§ **EXERCISE AIM**:
Once you have read the records below, print them again exactly as they stand.

§ **INPUT DATA**:
►

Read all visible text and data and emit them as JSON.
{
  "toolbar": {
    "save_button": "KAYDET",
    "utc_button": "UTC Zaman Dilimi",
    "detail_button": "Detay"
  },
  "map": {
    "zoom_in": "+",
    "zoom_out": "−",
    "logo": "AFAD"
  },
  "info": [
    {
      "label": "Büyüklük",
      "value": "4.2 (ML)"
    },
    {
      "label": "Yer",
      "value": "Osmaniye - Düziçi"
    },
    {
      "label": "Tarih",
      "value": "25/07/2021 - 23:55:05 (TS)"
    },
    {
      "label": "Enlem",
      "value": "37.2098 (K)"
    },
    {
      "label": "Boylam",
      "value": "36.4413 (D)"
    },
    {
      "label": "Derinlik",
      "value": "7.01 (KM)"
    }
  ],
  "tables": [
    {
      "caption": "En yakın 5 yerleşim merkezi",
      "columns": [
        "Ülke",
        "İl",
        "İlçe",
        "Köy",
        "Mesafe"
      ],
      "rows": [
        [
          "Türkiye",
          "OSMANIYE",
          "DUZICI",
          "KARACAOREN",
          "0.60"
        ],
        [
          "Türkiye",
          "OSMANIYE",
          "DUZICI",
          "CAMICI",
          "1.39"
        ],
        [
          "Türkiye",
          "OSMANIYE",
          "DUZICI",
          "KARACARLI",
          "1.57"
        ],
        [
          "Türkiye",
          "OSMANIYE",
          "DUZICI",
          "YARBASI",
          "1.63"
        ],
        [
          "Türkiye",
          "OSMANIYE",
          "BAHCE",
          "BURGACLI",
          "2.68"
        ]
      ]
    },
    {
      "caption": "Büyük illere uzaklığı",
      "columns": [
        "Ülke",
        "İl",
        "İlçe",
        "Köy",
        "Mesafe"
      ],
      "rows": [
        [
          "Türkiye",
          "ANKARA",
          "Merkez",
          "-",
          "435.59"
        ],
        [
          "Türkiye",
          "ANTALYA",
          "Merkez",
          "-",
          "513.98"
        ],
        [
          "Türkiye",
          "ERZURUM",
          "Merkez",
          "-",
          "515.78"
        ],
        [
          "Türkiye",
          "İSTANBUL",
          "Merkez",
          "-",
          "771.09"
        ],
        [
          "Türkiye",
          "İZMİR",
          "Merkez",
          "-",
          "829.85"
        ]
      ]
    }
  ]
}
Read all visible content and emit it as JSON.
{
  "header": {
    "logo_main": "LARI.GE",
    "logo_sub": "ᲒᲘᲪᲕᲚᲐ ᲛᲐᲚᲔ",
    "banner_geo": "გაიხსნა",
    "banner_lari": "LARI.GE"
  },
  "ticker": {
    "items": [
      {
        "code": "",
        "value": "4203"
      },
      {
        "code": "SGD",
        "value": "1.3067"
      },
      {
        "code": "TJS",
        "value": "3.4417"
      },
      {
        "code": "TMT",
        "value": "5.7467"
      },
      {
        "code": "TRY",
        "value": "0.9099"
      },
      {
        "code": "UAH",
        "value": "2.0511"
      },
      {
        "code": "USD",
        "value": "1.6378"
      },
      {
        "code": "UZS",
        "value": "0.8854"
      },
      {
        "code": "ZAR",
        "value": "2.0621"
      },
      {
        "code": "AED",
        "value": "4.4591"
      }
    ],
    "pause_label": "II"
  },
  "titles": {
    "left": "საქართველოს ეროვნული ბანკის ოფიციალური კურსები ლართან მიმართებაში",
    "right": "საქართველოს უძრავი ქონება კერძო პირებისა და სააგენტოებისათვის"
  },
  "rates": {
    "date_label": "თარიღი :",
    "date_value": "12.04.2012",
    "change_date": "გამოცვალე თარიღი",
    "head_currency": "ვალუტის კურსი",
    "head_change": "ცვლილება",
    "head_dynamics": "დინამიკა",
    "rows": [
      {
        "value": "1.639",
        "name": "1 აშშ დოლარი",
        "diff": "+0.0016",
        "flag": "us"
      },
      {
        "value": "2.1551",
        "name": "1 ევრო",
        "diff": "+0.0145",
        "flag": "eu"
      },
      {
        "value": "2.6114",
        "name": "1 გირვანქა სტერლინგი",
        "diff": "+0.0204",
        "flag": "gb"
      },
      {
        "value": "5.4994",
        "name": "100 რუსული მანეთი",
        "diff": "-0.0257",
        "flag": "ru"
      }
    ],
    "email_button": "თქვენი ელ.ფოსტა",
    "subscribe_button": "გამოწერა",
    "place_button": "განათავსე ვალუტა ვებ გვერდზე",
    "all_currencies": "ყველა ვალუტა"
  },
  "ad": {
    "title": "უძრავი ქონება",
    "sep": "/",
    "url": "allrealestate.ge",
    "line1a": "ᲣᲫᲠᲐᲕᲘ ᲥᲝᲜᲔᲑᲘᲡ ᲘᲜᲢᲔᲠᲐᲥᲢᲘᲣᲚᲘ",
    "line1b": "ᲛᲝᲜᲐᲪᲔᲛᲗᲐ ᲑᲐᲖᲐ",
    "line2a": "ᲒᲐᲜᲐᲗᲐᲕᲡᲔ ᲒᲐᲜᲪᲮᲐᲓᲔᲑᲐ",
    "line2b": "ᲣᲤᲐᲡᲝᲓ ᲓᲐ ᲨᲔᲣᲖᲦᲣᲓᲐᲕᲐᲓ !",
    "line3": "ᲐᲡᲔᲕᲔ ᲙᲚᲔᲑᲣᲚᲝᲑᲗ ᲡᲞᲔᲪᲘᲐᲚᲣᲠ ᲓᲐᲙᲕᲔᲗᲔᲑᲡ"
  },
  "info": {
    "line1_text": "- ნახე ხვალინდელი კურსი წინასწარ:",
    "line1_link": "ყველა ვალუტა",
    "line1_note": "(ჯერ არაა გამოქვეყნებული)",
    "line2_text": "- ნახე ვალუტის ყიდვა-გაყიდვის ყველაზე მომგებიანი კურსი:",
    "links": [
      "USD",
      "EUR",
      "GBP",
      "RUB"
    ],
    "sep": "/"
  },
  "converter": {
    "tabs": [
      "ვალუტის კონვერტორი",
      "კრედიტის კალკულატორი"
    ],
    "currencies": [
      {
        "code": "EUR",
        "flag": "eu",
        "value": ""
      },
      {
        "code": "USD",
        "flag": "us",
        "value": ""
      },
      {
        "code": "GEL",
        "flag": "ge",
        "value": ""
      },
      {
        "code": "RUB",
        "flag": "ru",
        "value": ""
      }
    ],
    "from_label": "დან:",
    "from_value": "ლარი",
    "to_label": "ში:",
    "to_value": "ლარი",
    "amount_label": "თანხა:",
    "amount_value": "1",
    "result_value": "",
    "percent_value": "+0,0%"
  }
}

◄

§ **ANSWER TO THE PROBLEM**:
Read all visible text and data and emit them as JSON.
{
  "toolbar": {
    "save_button": "KAYDET",
    "utc_button": "UTC Zaman Dilimi",
    "detail_button": "Detay"
  },
  "map": {
    "zoom_in": "+",
    "zoom_out": "−",
    "logo": "AFAD"
  },
  "info": [
    {
      "label": "Büyüklük",
      "value": "4.2 (ML)"
    },
    {
      "label": "Yer",
      "value": "Osmaniye - Düziçi"
    },
    {
      "label": "Tarih",
      "value": "25/07/2021 - 23:55:05 (TS)"
    },
    {
      "label": "Enlem",
      "value": "37.2098 (K)"
    },
    {
      "label": "Boylam",
      "value": "36.4413 (D)"
    },
    {
      "label": "Derinlik",
      "value": "7.01 (KM)"
    }
  ],
  "tables": [
    {
      "caption": "En yakın 5 yerleşim merkezi",
      "columns": [
        "Ülke",
        "İl",
        "İlçe",
        "Köy",
        "Mesafe"
      ],
      "rows": [
        [
          "Türkiye",
          "OSMANIYE",
          "DUZICI",
          "KARACAOREN",
          "0.60"
        ],
        [
          "Türkiye",
          "OSMANIYE",
          "DUZICI",
          "CAMICI",
          "1.39"
        ],
        [
          "Türkiye",
          "OSMANIYE",
          "DUZICI",
          "KARACARLI",
          "1.57"
        ],
        [
          "Türkiye",
          "OSMANIYE",
          "DUZICI",
          "YARBASI",
          "1.63"
        ],
        [
          "Türkiye",
          "OSMANIYE",
          "BAHCE",
          "BURGACLI",
          "2.68"
        ]
      ]
    },
    {
      "caption": "Büyük illere uzaklığı",
      "columns": [
        "Ülke",
        "İl",
        "İlçe",
        "Köy",
        "Mesafe"
      ],
      "rows": [
        [
          "Türkiye",
          "ANKARA",
          "Merkez",
          "-",
          "435.59"
        ],
        [
          "Türkiye",
          "ANTALYA",
          "Merkez",
          "-",
          "513.98"
        ],
        [
          "Türkiye",
          "ERZURUM",
          "Merkez",
          "-",
          "515.78"
        ],
        [
          "Türkiye",
          "İSTANBUL",
          "Merkez",
          "-",
          "771.09"
        ],
        [
          "Türkiye",
          "İZMİR",
          "Merkez",
          "-",
          "829.85"
        ]
      ]
    }
  ]
}
Read all visible content and emit it as JSON.
{
  "header": {
    "logo_main": "LARI.GE",
    "logo_sub": "ᲒᲘᲪᲕᲚᲐ ᲛᲐᲚᲔ",
    "banner_geo": "გაიხსნა",
    "banner_lari": "LARI.GE"
  },
  "ticker": {
    "items": [
      {
        "code": "",
        "value": "4203"
      },
      {
        "code": "SGD",
        "value": "1.3067"
      },
      {
        "code": "TJS",
        "value": "3.4417"
      },
      {
        "code": "TMT",
        "value": "5.7467"
      },
      {
        "code": "TRY",
        "value": "0.9099"
      },
      {
        "code": "UAH",
        "value": "2.0511"
      },
      {
        "code": "USD",
        "value": "1.6378"
      },
      {
        "code": "UZS",
        "value": "0.8854"
      },
      {
        "code": "ZAR",
        "value": "2.0621"
      },
      {
        "code": "AED",
        "value": "4.4591"
      }
    ],
    "pause_label": "II"
  },
  "titles": {
    "left": "საქართველოს ეროვნული ბანკის ოფიციალური კურსები ლართან მიმართებაში",
    "right": "საქართველოს უძრავი ქონება კერძო პირებისა და სააგენტოებისათვის"
  },
  "rates": {
    "date_label": "თარიღი :",
    "date_value": "12.04.2012",
    "change_date": "გამოცვალე თარიღი",
    "head_currency": "ვალუტის კურსი",
    "head_change": "ცვლილება",
    "head_dynamics": "დინამიკა",
    "rows": [
      {
        "value": "1.639",
        "name": "1 აშშ დოლარი",
        "diff": "+0.0016",
        "flag": "us"
      },
      {
        "value": "2.1551",
        "name": "1 ევრო",
        "diff": "+0.0145",
        "flag": "eu"
      },
      {
        "value": "2.6114",
        "name": "1 გირვანქა სტერლინგი",
        "diff": "+0.0204",
        "flag": "gb"
      },
      {
        "value": "5.4994",
        "name": "100 რუსული მანეთი",
        "diff": "-0.0257",
        "flag": "ru"
      }
    ],
    "email_button": "თქვენი ელ.ფოსტა",
    "subscribe_button": "გამოწერა",
    "place_button": "განათავსე ვალუტა ვებ გვერდზე",
    "all_currencies": "ყველა ვალუტა"
  },
  "ad": {
    "title": "უძრავი ქონება",
    "sep": "/",
    "url": "allrealestate.ge",
    "line1a": "ᲣᲫᲠᲐᲕᲘ ᲥᲝᲜᲔᲑᲘᲡ ᲘᲜᲢᲔᲠᲐᲥᲢᲘᲣᲚᲘ",
    "line1b": "ᲛᲝᲜᲐᲪᲔᲛᲗᲐ ᲑᲐᲖᲐ",
    "line2a": "ᲒᲐᲜᲐᲗᲐᲕᲡᲔ ᲒᲐᲜᲪᲮᲐᲓᲔᲑᲐ",
    "line2b": "ᲣᲤᲐᲡᲝᲓ ᲓᲐ ᲨᲔᲣᲖᲦᲣᲓᲐᲕᲐᲓ !",
    "line3": "ᲐᲡᲔᲕᲔ ᲙᲚᲔᲑᲣᲚᲝᲑᲗ ᲡᲞᲔᲪᲘᲐᲚᲣᲠ ᲓᲐᲙᲕᲔᲗᲔᲑᲡ"
  },
  "info": {
    "line1_text": "- ნახე ხვალინდელი კურსი წინასწარ:",
    "line1_link": "ყველა ვალუტა",
    "line1_note": "(ჯერ არაა გამოქვეყნებული)",
    "line2_text": "- ნახე ვალუტის ყიდვა-გაყიდვის ყველაზე მომგებიანი კურსი:",
    "links": [
      "USD",
      "EUR",
      "GBP",
      "RUB"
    ],
    "sep": "/"
  },
  "converter": {
    "tabs": [
      "ვალუტის კონვერტორი",
      "კრედიტის კალკულატორი"
    ],
    "currencies": [
      {
        "code": "EUR",
        "flag": "eu",
        "value": ""
      },
      {
        "code": "USD",
        "flag": "us",
        "value": ""
      },
      {
        "code": "GEL",
        "flag": "ge",
        "value": ""
      },
      {
        "code": "RUB",
        "flag": "ru",
        "value": ""
      }
    ],
    "from_label": "დან:",
    "from_value": "ლარი",
    "to_label": "ში:",
    "to_value": "ლარი",
    "amount_label": "თანხა:",
    "amount_value": "1",
    "result_value": "",
    "percent_value": "+0,0%"
  }
}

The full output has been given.